By Carolyn Jones, EdSource, June 1, 2020
After George Floyd, an African-American man, died last week in Minneapolis after being handcuffed and pinned to the ground by a white police officer, protests and rage erupted throughout the U.S. On Monday, education leaders across California spoke out about systemic inequities and current crises facing young people. Here’s a summary:
“It has been difficult for me to make sense of how a man can beg and plead for his life and still have his life snuffed out. It has been hard for me, as a black man, who every day thinks about the impact of race. It has been difficult for me, as a parent raising African American children, to know what to say, how to answer their questions when they ask me, ’Dad, why did this happen?’ And to know that I have to confront my own vulnerability: that when they ask me, ‘could this happen to them?’ that I might not be able to keep them safe. … We know that bias exists in every sector of society. Now is our time to speak, and to address racism and implicit bias in education.”

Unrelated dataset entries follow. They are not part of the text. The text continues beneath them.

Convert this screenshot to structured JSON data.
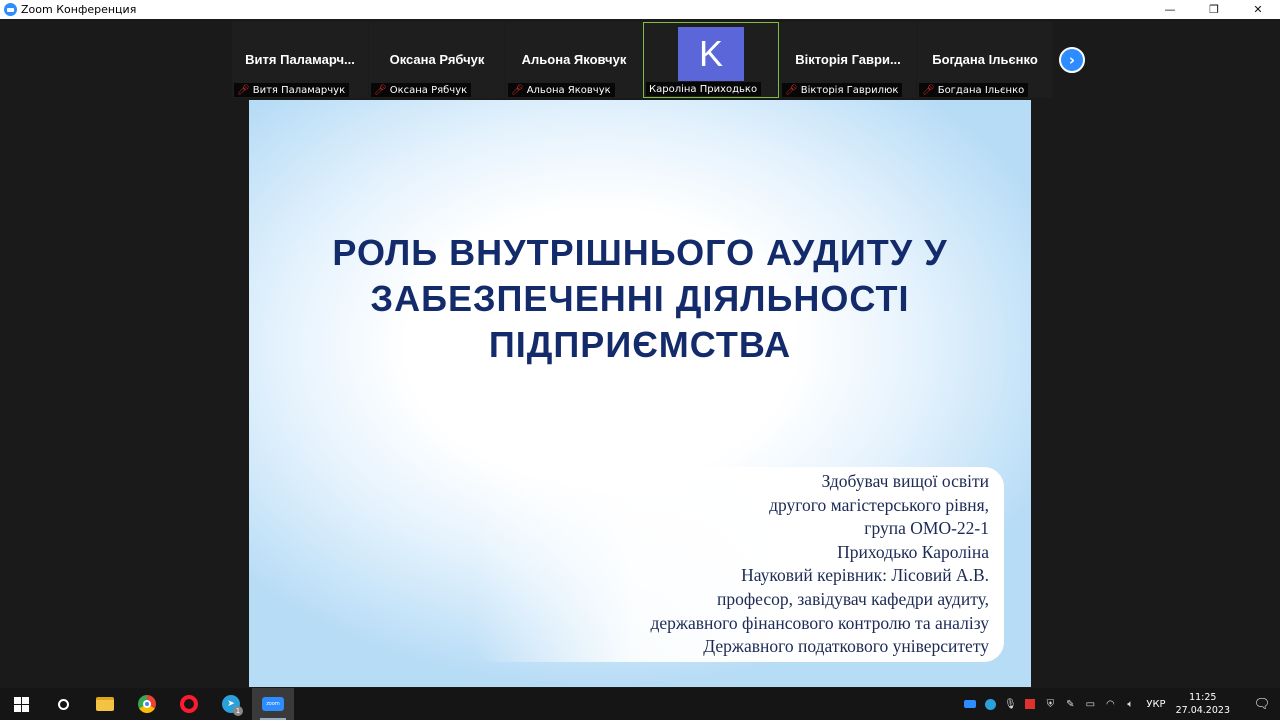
{
  "window": {
    "title": "Zoom Конференция",
    "minimize": "—",
    "maximize": "❐",
    "close": "✕"
  },
  "participants": [
    {
      "display": "Витя  Паламарч...",
      "label": "Витя Паламарчук",
      "muted": true
    },
    {
      "display": "Оксана Рябчук",
      "label": "Оксана Рябчук",
      "muted": true
    },
    {
      "display": "Альона Яковчук",
      "label": "Альона Яковчук",
      "muted": true
    },
    {
      "display": "",
      "label": "Кароліна Приходько",
      "muted": false,
      "avatar": "K",
      "active": true
    },
    {
      "display": "Вікторія  Гаври...",
      "label": "Вікторія Гаврилюк",
      "muted": true
    },
    {
      "display": "Богдана Ільєнко",
      "label": "Богдана Ільєнко",
      "muted": true
    }
  ],
  "next_button": "›",
  "slide": {
    "title_lines": [
      "РОЛЬ ВНУТРІШНЬОГО АУДИТУ У",
      "ЗАБЕЗПЕЧЕННІ ДІЯЛЬНОСТІ",
      "ПІДПРИЄМСТВА"
    ],
    "info_lines": [
      "Здобувач вищої освіти",
      "другого магістерського рівня,",
      "група ОМО-22-1",
      "Приходько Кароліна",
      "Науковий керівник: Лісовий А.В.",
      "професор, завідувач кафедри аудиту,",
      "державного фінансового контролю та аналізу",
      "Державного податкового університету"
    ]
  },
  "taskbar": {
    "items": [
      "windows-start-icon",
      "search-icon",
      "file-explorer-icon",
      "chrome-icon",
      "opera-icon",
      "telegram-icon",
      "zoom-icon"
    ],
    "telegram_badge": "1",
    "zoom_label": "zoom",
    "language": "УКР",
    "time": "11:25",
    "date": "27.04.2023"
  },
  "colors": {
    "zoom_blue": "#2d8cff",
    "slide_title": "#142b6b",
    "avatar_bg": "#5b67d9",
    "active_border": "#7fbf3f",
    "mute_red": "#e0322d"
  }
}
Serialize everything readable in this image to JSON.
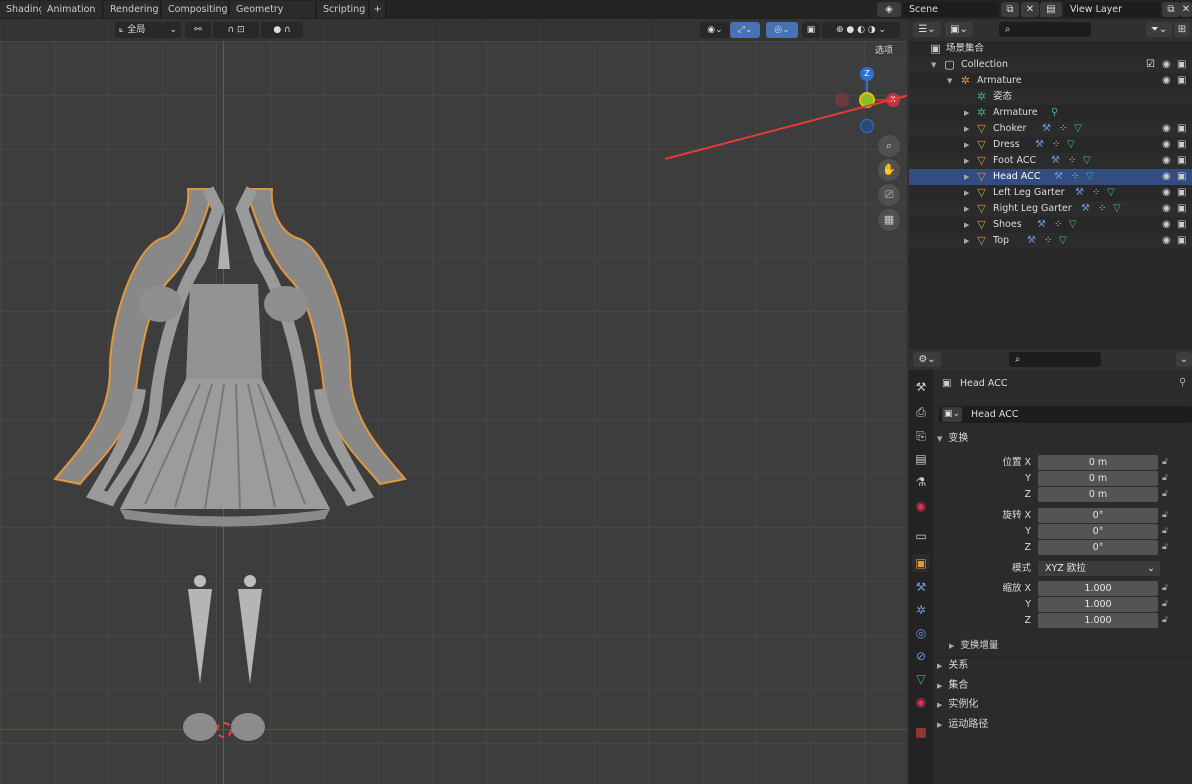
{
  "topbar": {
    "workspace_tabs": [
      "Shading",
      "Animation",
      "Rendering",
      "Compositing",
      "Geometry Nodes",
      "Scripting"
    ],
    "add_tab": "+",
    "scene": "Scene",
    "view_layer": "View Layer"
  },
  "viewport": {
    "pivot_label": "全局",
    "options_label": "选项",
    "gizmo": {
      "z": "Z",
      "x": "X"
    },
    "accent_x_axis": "#c0343e",
    "accent_y_axis": "#88bf26",
    "accent_z_axis": "#2a71d1"
  },
  "outliner": {
    "scene_collection": "场景集合",
    "rows": [
      {
        "label": "Collection",
        "indent": 1,
        "icon": "collection-icon"
      },
      {
        "label": "Armature",
        "indent": 2,
        "icon": "armature-object-icon"
      },
      {
        "label": "姿态",
        "indent": 3,
        "icon": "pose-icon"
      },
      {
        "label": "Armature",
        "indent": 3,
        "icon": "armature-data-icon"
      },
      {
        "label": "Choker",
        "indent": 3,
        "icon": "mesh-icon"
      },
      {
        "label": "Dress",
        "indent": 3,
        "icon": "mesh-icon"
      },
      {
        "label": "Foot ACC",
        "indent": 3,
        "icon": "mesh-icon"
      },
      {
        "label": "Head ACC",
        "indent": 3,
        "icon": "mesh-icon"
      },
      {
        "label": "Left Leg Garter",
        "indent": 3,
        "icon": "mesh-icon"
      },
      {
        "label": "Right Leg Garter",
        "indent": 3,
        "icon": "mesh-icon"
      },
      {
        "label": "Shoes",
        "indent": 3,
        "icon": "mesh-icon"
      },
      {
        "label": "Top",
        "indent": 3,
        "icon": "mesh-icon"
      }
    ],
    "selected": "Head ACC"
  },
  "properties": {
    "object_name": "Head ACC",
    "object_field": "Head ACC",
    "transform_title": "变换",
    "location_label": "位置 X",
    "rotation_label": "旋转 X",
    "mode_label": "模式",
    "scale_label": "缩放 X",
    "y_label": "Y",
    "z_label": "Z",
    "location": [
      "0 m",
      "0 m",
      "0 m"
    ],
    "rotation": [
      "0°",
      "0°",
      "0°"
    ],
    "rotation_mode": "XYZ 欧拉",
    "scale": [
      "1.000",
      "1.000",
      "1.000"
    ],
    "delta_transform": "变换增量",
    "sections": [
      "关系",
      "集合",
      "实例化",
      "运动路径"
    ]
  }
}
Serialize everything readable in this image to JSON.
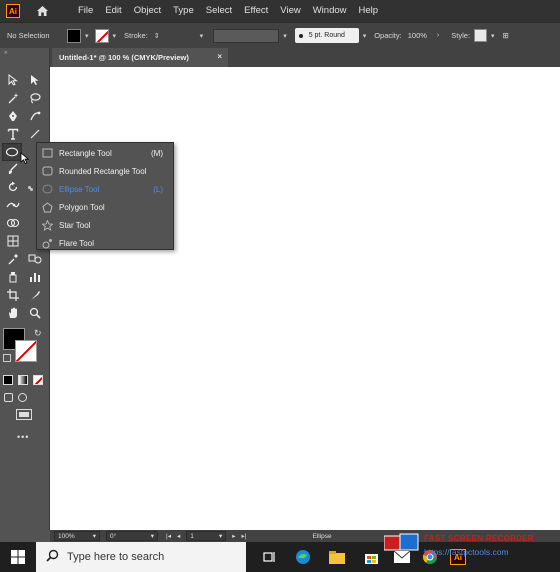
{
  "app": {
    "logo_text": "Ai",
    "menu": [
      "File",
      "Edit",
      "Object",
      "Type",
      "Select",
      "Effect",
      "View",
      "Window",
      "Help"
    ]
  },
  "control_bar": {
    "selection_label": "No Selection",
    "stroke_label": "Stroke:",
    "stroke_style": "5 pt. Round",
    "opacity_label": "Opacity:",
    "opacity_value": "100%",
    "style_label": "Style:"
  },
  "document": {
    "tab_title": "Untitled-1* @ 100 % (CMYK/Preview)",
    "close_glyph": "×"
  },
  "flyout": {
    "items": [
      {
        "label": "Rectangle Tool",
        "shortcut": "(M)",
        "icon": "rectangle-icon",
        "active": false
      },
      {
        "label": "Rounded Rectangle Tool",
        "shortcut": "",
        "icon": "rounded-rectangle-icon",
        "active": false
      },
      {
        "label": "Ellipse Tool",
        "shortcut": "(L)",
        "icon": "ellipse-icon",
        "active": true
      },
      {
        "label": "Polygon Tool",
        "shortcut": "",
        "icon": "polygon-icon",
        "active": false
      },
      {
        "label": "Star Tool",
        "shortcut": "",
        "icon": "star-icon",
        "active": false
      },
      {
        "label": "Flare Tool",
        "shortcut": "",
        "icon": "flare-icon",
        "active": false
      }
    ]
  },
  "status_bar": {
    "zoom": "100%",
    "rotation": "0°",
    "artboard": "1",
    "current_tool": "Ellipse"
  },
  "taskbar": {
    "search_placeholder": "Type here to search"
  },
  "watermark": {
    "line1": "FAST SCREEN RECORDER",
    "line2": "https://fastpctools.com"
  },
  "colors": {
    "active_item": "#4d8ee8",
    "panel": "#535353",
    "menubar": "#323232",
    "accent_orange": "#ff9a00"
  }
}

— Tony Thurmond, California Superintendent of Public Instruction, in a statement on June 1, 2020.